b. Wiles. A "wile" is a stratagem, a trick, a cunning procedure, used to lure or entice you to do whatever the person wants. The common phrase wily fox sums this up, where in that instance it simply means that the animal is "crafty", "cunning" or "clever". However, it can be used in other phrases such as "feminine wiles", where a woman uses all the charm at her disposal to persuade someone to do something. However, underneath there is still the element of cunning, or trickery, as they are getting that person to do what they want. The term is often used with grudging admiration - you don't like what they do, but you admire them for having the skill and brains to be able to do it - such as the fox.
Sunny wiles: The two words together provide contrast and a new meaning: on the surface something appears bright and happy, but underneath a crafty trick of deceit is cunningly concealed.
This is backed up in the earlier lines by the mounds' "watery smiles". A watery smile can be read poetically, in that the mounds had shiny dew on them making them appear bright and pleasant, or it can be read another way. Watery means weak, and if a person has a watery smile it implies it is one that is false, or put on. So, again something which on the surface seems happy and positive, but the fact that the smiles are weak betray their real feelings.
It is also supported by the fact that the grassy mounds finally give away their true feelings by offering their reproval (disapproval/criticism of someone because of their behaviour or actions) by expressing "Death's arrow oft is Love's".
It is unclear why they disapprove of someone's actions. Is it because the maiden died of suicide, because of unrequited love, or simply died of a broken heart because of him, or is it even his heart that has been broken and lies buried? (See my explanation below as to why this final version might be the case).
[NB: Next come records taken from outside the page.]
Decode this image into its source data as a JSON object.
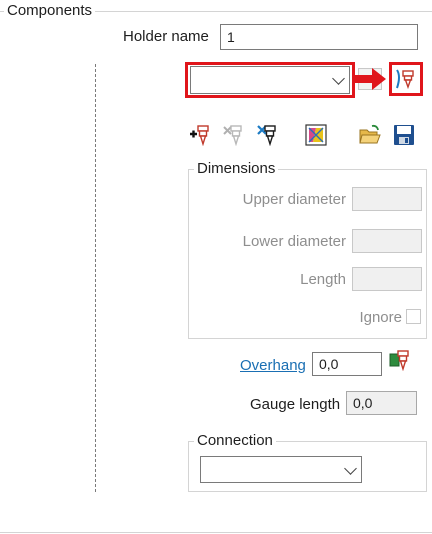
{
  "components": {
    "title": "Components",
    "holder_name_label": "Holder name",
    "holder_name_value": "1"
  },
  "toolbar": {
    "holder_select_value": "",
    "icons": [
      "add-component-icon",
      "delete-component-icon",
      "edit-component-icon",
      "shaded-view-icon",
      "open-folder-icon",
      "save-icon"
    ],
    "highlight_color": "#e0151b"
  },
  "dimensions": {
    "title": "Dimensions",
    "upper_diameter_label": "Upper diameter",
    "lower_diameter_label": "Lower diameter",
    "length_label": "Length",
    "ignore_label": "Ignore"
  },
  "overhang": {
    "label": "Overhang",
    "value": "0,0"
  },
  "gauge": {
    "label": "Gauge length",
    "value": "0,0"
  },
  "connection": {
    "title": "Connection",
    "select_value": ""
  }
}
"Also I am not sure if I comprehend the last two sentences (do they mean the girl committed suicide beceause of unhappy love?)"
I think the meaning is deliberately unclear. That is the wonder of interpretation.
Part of how you comprehend it is determined by whether you look at this poem in isolation, or whether you see it as part a group by including the poem before it and after it. In this case there is a logic, in the titles, which flows: "A Lament", "Dirge" and "Epitaph". It may be that an editor put the three together because there is a logic in doing so, even though the three pieces can stand alone. I don't know if that was the writer's original intention. As he was obsessed by death he could have written any of them at different times as separate poems, or he could have intended them to form a set. I don't know what the writer intended, and of course we can't ask him.
If you look at it as one in a group of three poems, then this one ,"Dirge", is also about the maiden who has died in the previous poem "A Lament". However, if you see them as stand alone pieces, in this poem "Dirge" you have the problem of who "you" and "your" relate to in the poem. They could mean "you" in a general sense where you are the reader reading of events to which you personally are not connected, or it could mean "you" directly as the reader as if you are involved and you are the one carrying out the actions. The final meaning could be "you" in the sense of his beloved, and it is his heart that has been broken and has been buried. But as I said for these multiple interpretations to work the poem has to be a stand alone one.
There is nothing in the poem to suggest that the maiden committed suicide, or even from the previous poem. But there is also nothing to say that she hasn't. You could take it that she has simply died of a broken heart (as a true Romantic!), or as you suggest from suicide. As I said previously, in this poem it could be his heart that was broken and is buried. It is one of those pieces where you have to decide what you feel or think about it, and your interpretation will be as valid as mine.
I would be interested to know your thoughts on this work.
Interested in Language